═════ Task input

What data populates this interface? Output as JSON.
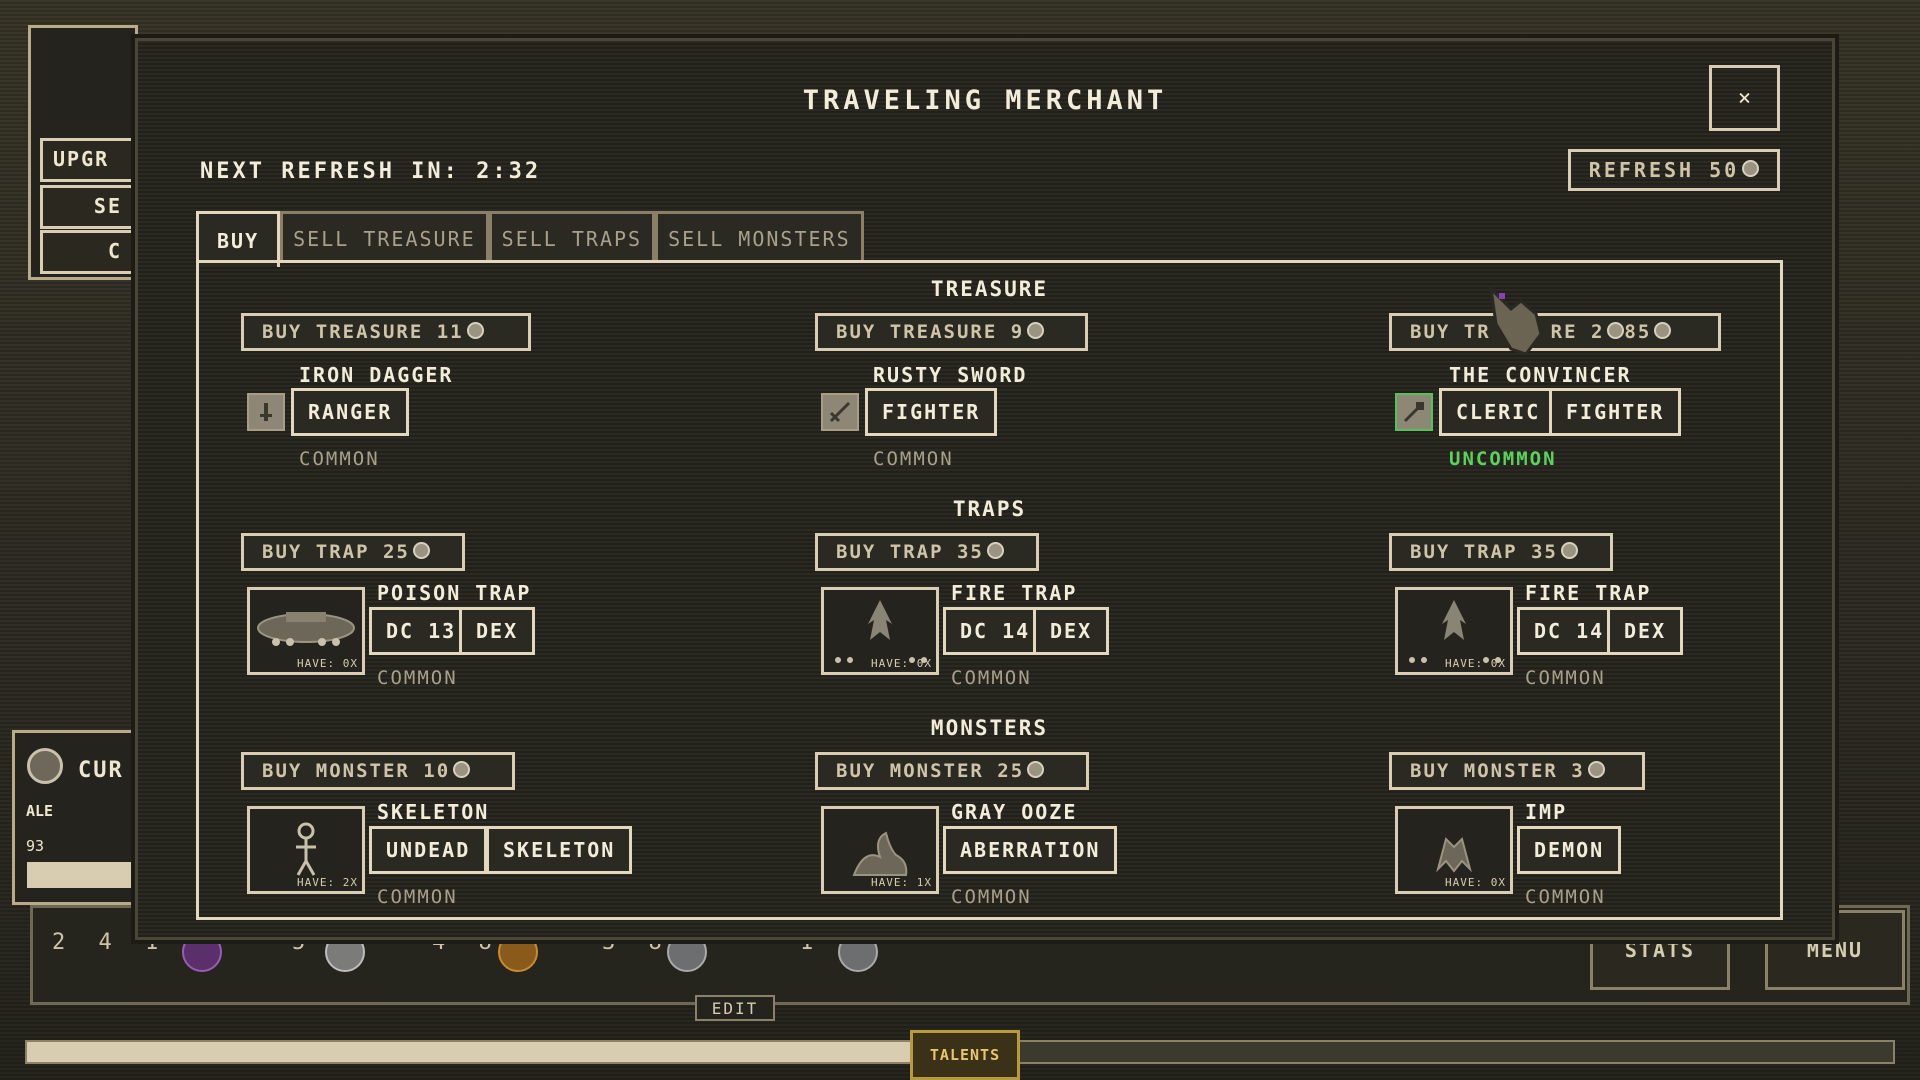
{
  "background": {
    "side_buttons": [
      "UPGR",
      "SE",
      "C"
    ],
    "currency_label": "CUR",
    "ale_label": "ALE",
    "ale_value": "93",
    "hud_slots": [
      "2 4 1 4",
      "5",
      "4 8",
      "3 8",
      "1"
    ],
    "stats_label": "STATS",
    "menu_label": "MENU",
    "edit_label": "EDIT",
    "talents_label": "TALENTS",
    "xp_progress": 0.49
  },
  "modal": {
    "title": "TRAVELING MERCHANT",
    "close_icon": "×",
    "refresh_timer_label": "NEXT REFRESH IN: 2:32",
    "refresh_button": "REFRESH 50",
    "tabs": [
      {
        "label": "BUY",
        "active": true
      },
      {
        "label": "SELL TREASURE",
        "active": false
      },
      {
        "label": "SELL TRAPS",
        "active": false
      },
      {
        "label": "SELL MONSTERS",
        "active": false
      }
    ],
    "sections": {
      "treasure": "TREASURE",
      "traps": "TRAPS",
      "monsters": "MONSTERS"
    },
    "treasure": [
      {
        "buy": "BUY TREASURE 11",
        "name": "IRON DAGGER",
        "tags": [
          "RANGER"
        ],
        "rarity": "COMMON",
        "icon": "dagger-icon"
      },
      {
        "buy": "BUY TREASURE 9",
        "name": "RUSTY SWORD",
        "tags": [
          "FIGHTER"
        ],
        "rarity": "COMMON",
        "icon": "sword-icon"
      },
      {
        "buy_left": "BUY TR",
        "buy_right": "RE 2",
        "buy_extra": "85",
        "name": "THE CONVINCER",
        "tags": [
          "CLERIC",
          "FIGHTER"
        ],
        "rarity": "UNCOMMON",
        "icon": "mace-icon"
      }
    ],
    "traps": [
      {
        "buy": "BUY TRAP 25",
        "name": "POISON TRAP",
        "tags": [
          "DC 13",
          "DEX"
        ],
        "rarity": "COMMON",
        "have": "HAVE: 0X"
      },
      {
        "buy": "BUY TRAP 35",
        "name": "FIRE TRAP",
        "tags": [
          "DC 14",
          "DEX"
        ],
        "rarity": "COMMON",
        "have": "HAVE: 0X"
      },
      {
        "buy": "BUY TRAP 35",
        "name": "FIRE TRAP",
        "tags": [
          "DC 14",
          "DEX"
        ],
        "rarity": "COMMON",
        "have": "HAVE: 0X"
      }
    ],
    "monsters": [
      {
        "buy": "BUY MONSTER 10",
        "name": "SKELETON",
        "tags": [
          "UNDEAD",
          "SKELETON"
        ],
        "rarity": "COMMON",
        "have": "HAVE: 2X"
      },
      {
        "buy": "BUY MONSTER 25",
        "name": "GRAY OOZE",
        "tags": [
          "ABERRATION"
        ],
        "rarity": "COMMON",
        "have": "HAVE: 1X"
      },
      {
        "buy": "BUY MONSTER 3",
        "name": "IMP",
        "tags": [
          "DEMON"
        ],
        "rarity": "COMMON",
        "have": "HAVE: 0X"
      }
    ]
  },
  "colors": {
    "accent": "#e3d8bd",
    "uncommon": "#5bd35b",
    "panel": "#2a2922"
  }
}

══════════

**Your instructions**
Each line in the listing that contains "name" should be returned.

**Solution for this exercise**
        "name": "IRON DAGGER",
        "name": "RUSTY SWORD",
        "name": "THE CONVINCER",
        "name": "POISON TRAP",
        "name": "FIRE TRAP",
        "name": "FIRE TRAP",
        "name": "SKELETON",
        "name": "GRAY OOZE",
        "name": "IMP",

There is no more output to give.